      Graham Lee 4 years ago from Lancashire. England.

      Hi Judi. Thanks for your comments. I'm glad you enjoyed it.

      Graham.

    • old albion profile image
      Author

      Graham Lee 4 years ago from Lancashire. England.

      Hi Bill. Thanks for your visit. Yes pigeons were 'big business' in wartime in those days.

      Graham.

    • old albion profile image
      Author

      Graham Lee 4 years ago from Lancashire. England.

      Hi Pavlo. Thank you for your visit. Yes pigeons have been used throughout hisitory in wartime. If you are interested I have another hub telling the tale of their wartime exploits. Thank you for your votes.

      Graham.

    • old albion profile image
      Author

      Graham Lee 4 years ago from Lancashire. England.

      Hi UH. Thanks for your comments. Yes a bit different this one, second world war brought up to date.

      Graham.

    • aethelthryth profile image

      aethelthryth 4 years ago from American Southwest

      That is the most interesting thing I've ever heard of found in a chimney!

    • Eiddwen profile image

      Eiddwen 4 years ago from Wales

      A wonderful share Graham and thank you so very much.

      Eddy.

    • Mhatter99 profile image

      Martin Kloess 4 years ago from San Francisco

      Thank you for this fascinating piece of history.

    • always exploring profile image

      Ruby Jean Fuller 4 years ago from Southern Illinois

      This is very interesting.

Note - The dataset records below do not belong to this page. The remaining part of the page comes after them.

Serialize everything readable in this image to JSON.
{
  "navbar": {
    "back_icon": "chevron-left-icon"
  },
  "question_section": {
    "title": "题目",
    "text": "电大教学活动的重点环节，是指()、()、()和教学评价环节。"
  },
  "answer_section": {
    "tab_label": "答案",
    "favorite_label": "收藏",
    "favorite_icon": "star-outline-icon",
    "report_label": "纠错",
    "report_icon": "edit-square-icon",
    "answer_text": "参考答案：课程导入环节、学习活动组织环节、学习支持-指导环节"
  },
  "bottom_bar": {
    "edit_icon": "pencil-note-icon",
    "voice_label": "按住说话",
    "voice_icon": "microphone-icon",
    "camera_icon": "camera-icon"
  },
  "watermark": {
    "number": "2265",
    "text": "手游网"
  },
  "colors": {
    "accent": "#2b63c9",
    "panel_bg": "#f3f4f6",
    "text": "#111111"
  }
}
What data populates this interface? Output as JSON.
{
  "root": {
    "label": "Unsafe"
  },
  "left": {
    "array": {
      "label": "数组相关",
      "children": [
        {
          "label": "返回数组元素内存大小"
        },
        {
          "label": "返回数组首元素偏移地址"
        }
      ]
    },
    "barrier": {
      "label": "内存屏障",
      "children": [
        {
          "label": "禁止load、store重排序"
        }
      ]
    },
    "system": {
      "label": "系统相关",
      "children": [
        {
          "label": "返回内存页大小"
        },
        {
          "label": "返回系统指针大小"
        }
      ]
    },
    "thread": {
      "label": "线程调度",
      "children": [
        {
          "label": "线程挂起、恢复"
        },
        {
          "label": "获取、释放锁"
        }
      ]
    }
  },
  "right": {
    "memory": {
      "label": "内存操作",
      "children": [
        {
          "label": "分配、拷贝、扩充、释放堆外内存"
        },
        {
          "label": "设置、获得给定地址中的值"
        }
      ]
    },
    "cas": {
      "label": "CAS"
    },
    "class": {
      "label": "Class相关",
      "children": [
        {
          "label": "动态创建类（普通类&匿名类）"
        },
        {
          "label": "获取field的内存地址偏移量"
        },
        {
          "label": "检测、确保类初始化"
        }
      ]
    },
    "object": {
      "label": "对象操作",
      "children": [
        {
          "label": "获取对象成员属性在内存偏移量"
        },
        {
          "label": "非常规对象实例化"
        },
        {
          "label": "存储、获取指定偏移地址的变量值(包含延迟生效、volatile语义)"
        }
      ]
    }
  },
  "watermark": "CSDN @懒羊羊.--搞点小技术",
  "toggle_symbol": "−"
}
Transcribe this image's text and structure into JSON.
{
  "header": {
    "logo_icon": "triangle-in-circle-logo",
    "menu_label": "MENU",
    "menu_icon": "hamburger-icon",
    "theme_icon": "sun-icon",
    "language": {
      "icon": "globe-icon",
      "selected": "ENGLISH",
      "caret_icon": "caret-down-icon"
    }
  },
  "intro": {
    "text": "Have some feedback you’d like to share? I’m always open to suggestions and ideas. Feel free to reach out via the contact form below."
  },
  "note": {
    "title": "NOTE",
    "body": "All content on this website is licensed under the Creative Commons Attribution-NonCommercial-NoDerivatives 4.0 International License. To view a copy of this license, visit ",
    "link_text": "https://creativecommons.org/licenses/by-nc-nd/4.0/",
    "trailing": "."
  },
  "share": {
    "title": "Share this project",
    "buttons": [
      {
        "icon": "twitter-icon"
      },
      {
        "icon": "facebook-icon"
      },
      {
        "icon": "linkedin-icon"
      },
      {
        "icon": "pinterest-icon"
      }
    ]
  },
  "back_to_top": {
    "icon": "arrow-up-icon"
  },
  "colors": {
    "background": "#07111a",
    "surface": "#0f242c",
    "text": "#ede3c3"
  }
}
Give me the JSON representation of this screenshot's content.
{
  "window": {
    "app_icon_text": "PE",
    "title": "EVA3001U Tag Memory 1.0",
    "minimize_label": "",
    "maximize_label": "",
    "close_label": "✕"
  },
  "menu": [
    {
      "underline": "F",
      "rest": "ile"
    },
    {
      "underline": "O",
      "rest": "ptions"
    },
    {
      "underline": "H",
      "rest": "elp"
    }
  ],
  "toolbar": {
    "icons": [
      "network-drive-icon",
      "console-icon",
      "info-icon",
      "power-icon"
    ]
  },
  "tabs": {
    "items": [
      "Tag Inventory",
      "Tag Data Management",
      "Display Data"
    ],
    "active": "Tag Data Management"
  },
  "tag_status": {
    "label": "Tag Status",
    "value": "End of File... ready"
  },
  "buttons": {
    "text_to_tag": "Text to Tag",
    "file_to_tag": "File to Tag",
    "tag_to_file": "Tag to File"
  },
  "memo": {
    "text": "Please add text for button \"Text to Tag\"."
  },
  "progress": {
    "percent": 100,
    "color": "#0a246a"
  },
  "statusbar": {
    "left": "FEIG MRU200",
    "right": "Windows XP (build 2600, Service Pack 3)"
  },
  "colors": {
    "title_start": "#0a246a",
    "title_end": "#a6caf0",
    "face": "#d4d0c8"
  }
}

The idea of using pigeons to carry messages is intriguing. Thank's..

    • Judi Bee profile image

      Judith Hancock 4 years ago from UK

      What a curious story! Very interesting, thanks Graham!

    • billybuc profile image

      Bill Holland 4 years ago from Olympia, WA

      That was fascinating, Graham! I of course knew pigeons were used during the war, but had no idea the numbers involved. Great job as always.

    • Pavlo Badovskyy profile image

      Pavlo Badovskyi 4 years ago from Kyiv, Ukraine

      I knew that birds were used to deliver mail. Absolutely interesting hub and I liked reading it. Voted up!

    • UnnamedHarald profile image

      David Hunt 4 years ago from Cedar Rapids, Iowa

      I read something about this just recently. Your article added quite a bit of additional information. Great job!